And flash his iPhone at her. And tell her that he was tracking her, according to a report from The Guardian.
In fact, Uber New York General Manager Josh Mohrer reportedly poked at BuzzFeed reporter Johana Bhuiyan’s personal data twice, on both occasions tracking her movements without her permission.
That’s just one of a rash of eyebrow-raising reports about Uber’s data collection practices and possible misuse of consumers’ data that came to light last month and which prompted Sen. Franken to send the company a letter with 10 pointed questions about the company’s privacy policies.
(Note: Non-US readers might not be familiar with the American use of the term “rider” as used in these letters. Uber, Senator Franken and American media use the term to indicate “passenger”.)
He also asked Uber, which connects passengers with drivers-for-hire using a GPS-based mobile app, to explain how widely it uses its so-called “God View” tool, which allows Uber to track passengers’ locations.
In a 3-page response, Uber’s Managing Counsel of Privacy, Katherine M. Tassi, reiterated what the company’s been saying all along: that it has a “strong culture of protecting rider information” and that the company “prohibits employees from accessing rider information except for legitimate business purposes.”
Franken said in a press release on Monday that while he was glad to get a reply, the letter wasn’t particularly forthcoming with the details he’d asked for.
I am concerned about the surprising lack of detail in their response. Quite frankly, they did not answer many of the questions I posed directly to them. Most importantly, it still remains unclear how Uber defines legitimate business purposes for accessing, retaining, and sharing customer data.

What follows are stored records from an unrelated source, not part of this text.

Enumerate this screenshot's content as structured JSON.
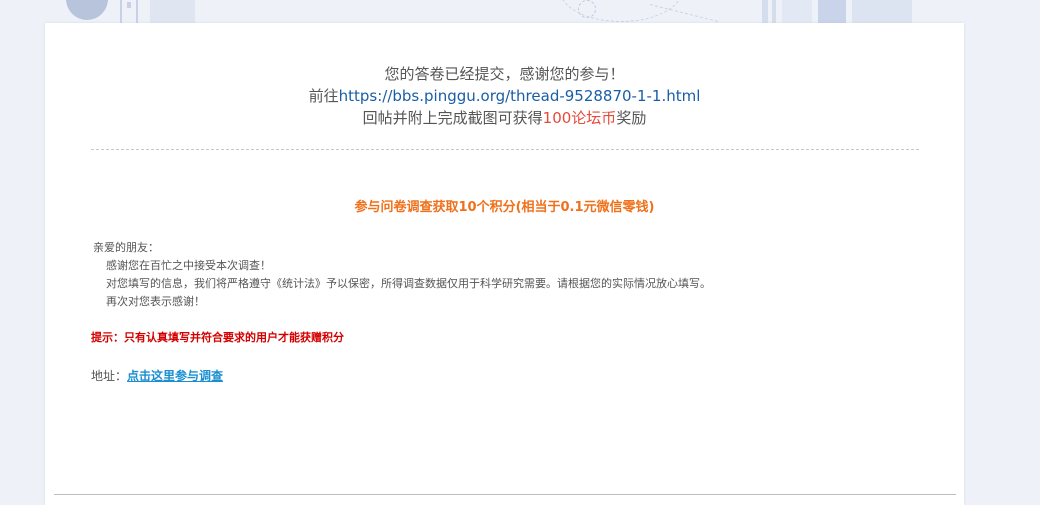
{
  "confirmation": {
    "line1": "您的答卷已经提交，感谢您的参与！",
    "line2_prefix": "前往",
    "line2_link": "https://bbs.pinggu.org/thread-9528870-1-1.html",
    "line3_prefix": "回帖并附上完成截图可获得",
    "line3_reward": "100论坛币",
    "line3_suffix": "奖励"
  },
  "survey": {
    "headline": "参与问卷调查获取10个积分(相当于0.1元微信零钱)",
    "greeting": "亲爱的朋友：",
    "paragraphs": [
      "感谢您在百忙之中接受本次调查！",
      "对您填写的信息，我们将严格遵守《统计法》予以保密，所得调查数据仅用于科学研究需要。请根据您的实际情况放心填写。",
      "再次对您表示感谢！"
    ],
    "hint": "提示：只有认真填写并符合要求的用户才能获赠积分",
    "address_label": "地址：",
    "address_link": "点击这里参与调查"
  },
  "colors": {
    "link_blue": "#1a5ea8",
    "reward_red": "#e64a3b",
    "headline_orange": "#f0711c",
    "hint_red": "#d40000",
    "survey_link": "#1a8fd0"
  }
}
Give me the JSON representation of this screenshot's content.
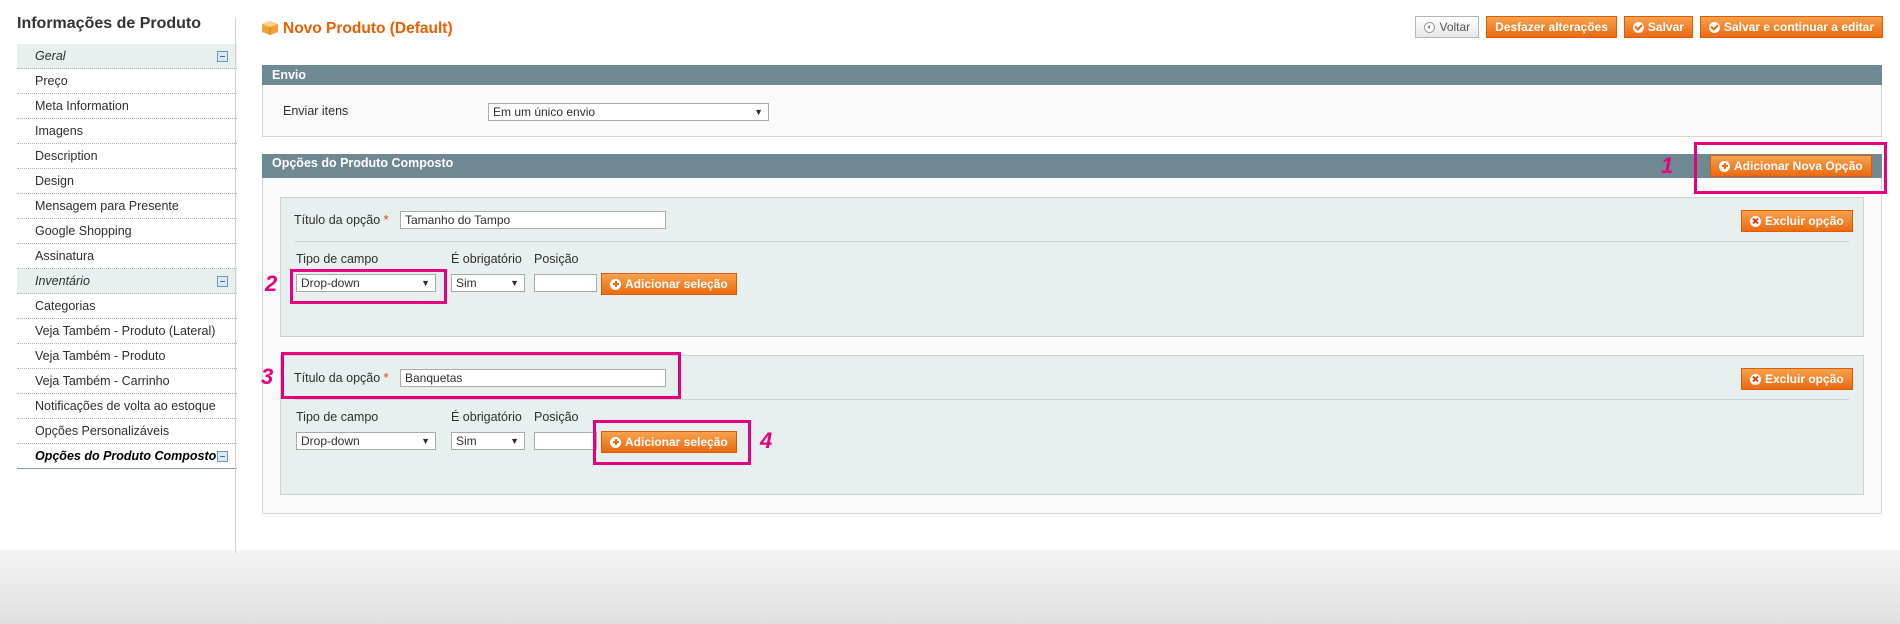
{
  "sidebar": {
    "title": "Informações de Produto",
    "items": [
      {
        "label": "Geral"
      },
      {
        "label": "Preço"
      },
      {
        "label": "Meta Information"
      },
      {
        "label": "Imagens"
      },
      {
        "label": "Description"
      },
      {
        "label": "Design"
      },
      {
        "label": "Mensagem para Presente"
      },
      {
        "label": "Google Shopping"
      },
      {
        "label": "Assinatura"
      },
      {
        "label": "Inventário"
      },
      {
        "label": "Categorias"
      },
      {
        "label": "Veja Também - Produto (Lateral)"
      },
      {
        "label": "Veja Também - Produto"
      },
      {
        "label": "Veja Também - Carrinho"
      },
      {
        "label": "Notificações de volta ao estoque"
      },
      {
        "label": "Opções Personalizáveis"
      },
      {
        "label": "Opções do Produto Composto"
      }
    ]
  },
  "header": {
    "title": "Novo Produto (Default)",
    "buttons": {
      "back": "Voltar",
      "reset": "Desfazer alterações",
      "save": "Salvar",
      "save_continue": "Salvar e continuar a editar"
    }
  },
  "shipping": {
    "title": "Envio",
    "label": "Enviar itens",
    "value": "Em um único envio"
  },
  "bundle": {
    "title": "Opções do Produto Composto",
    "add_option": "Adicionar Nova Opção",
    "options": [
      {
        "title_label": "Título da opção",
        "required_mark": "*",
        "title_value": "Tamanho do Tampo",
        "delete": "Excluir opção",
        "col_type": "Tipo de campo",
        "col_required": "É obrigatório",
        "col_position": "Posição",
        "type_value": "Drop-down",
        "required_value": "Sim",
        "position_value": "",
        "add_selection": "Adicionar seleção"
      },
      {
        "title_label": "Título da opção",
        "required_mark": "*",
        "title_value": "Banquetas",
        "delete": "Excluir opção",
        "col_type": "Tipo de campo",
        "col_required": "É obrigatório",
        "col_position": "Posição",
        "type_value": "Drop-down",
        "required_value": "Sim",
        "position_value": "",
        "add_selection": "Adicionar seleção"
      }
    ]
  },
  "annotations": [
    "1",
    "2",
    "3",
    "4"
  ],
  "colors": {
    "accent": "#eb6a10",
    "title": "#eb5e00",
    "section": "#6f8992",
    "highlight": "#e6007e"
  }
}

Franken had originally asked what, exactly, would trigger the company to discipline an employee for violating privacy policies and whether any disciplinary actions had been taken on that basis.
In the case of the twice-tracked BuzzFeed reporter, Uber says that Mohrer “believed he had a legitimate purpose for looking at” Bhuiyan’s location as she travelled to his office, but that Uber “regarded his judgment in this instance to be poor” and has “disciplined him accordingly”.
Franken had also asked about Uber SVP of Business Emil Michael having suggested spending $1 million to mine personal data for dirt to discredit a journalist who criticized the company.
Franken had noted in his letter that Michael’s statements sound like they were intended to have a chilling effect on journalists covering Uber and had asked if he’d been disciplined as a result.
Uber mentioned in its letter that if the company had in fact used account details to discredit journalists, it would have been a “gross invasion of privacy” and a “violation of our commitment to our users”, but in fact the executive’s comments were just “ill-considered” given his “frustration with reporters” and “don’t reflect company policies or practices.”
Uber has publicly apologized for the incident, Tassi notes.
With regards to the “God View” function, which allows Uber to see where all of its cars and all of its passengers are at any given time, the letter says that the company’s scaled it back so that only employees in “operations or other areas, like fraud prevention” can use it.
Uber also stated that the company had shown God View to “third parties” in the past because it has a “compelling visual display,” but when showing it to those outside the company, it’s stripped down to “presentation view, which has been available for about a year now and makes rider personal data inaccessible.”
Franken said that he’s “concerned” by the response and will continue “pressing for answers.”
Earlier this month, the senator also sent a letter to Uber competitor Lyft to clarify its own privacy policies.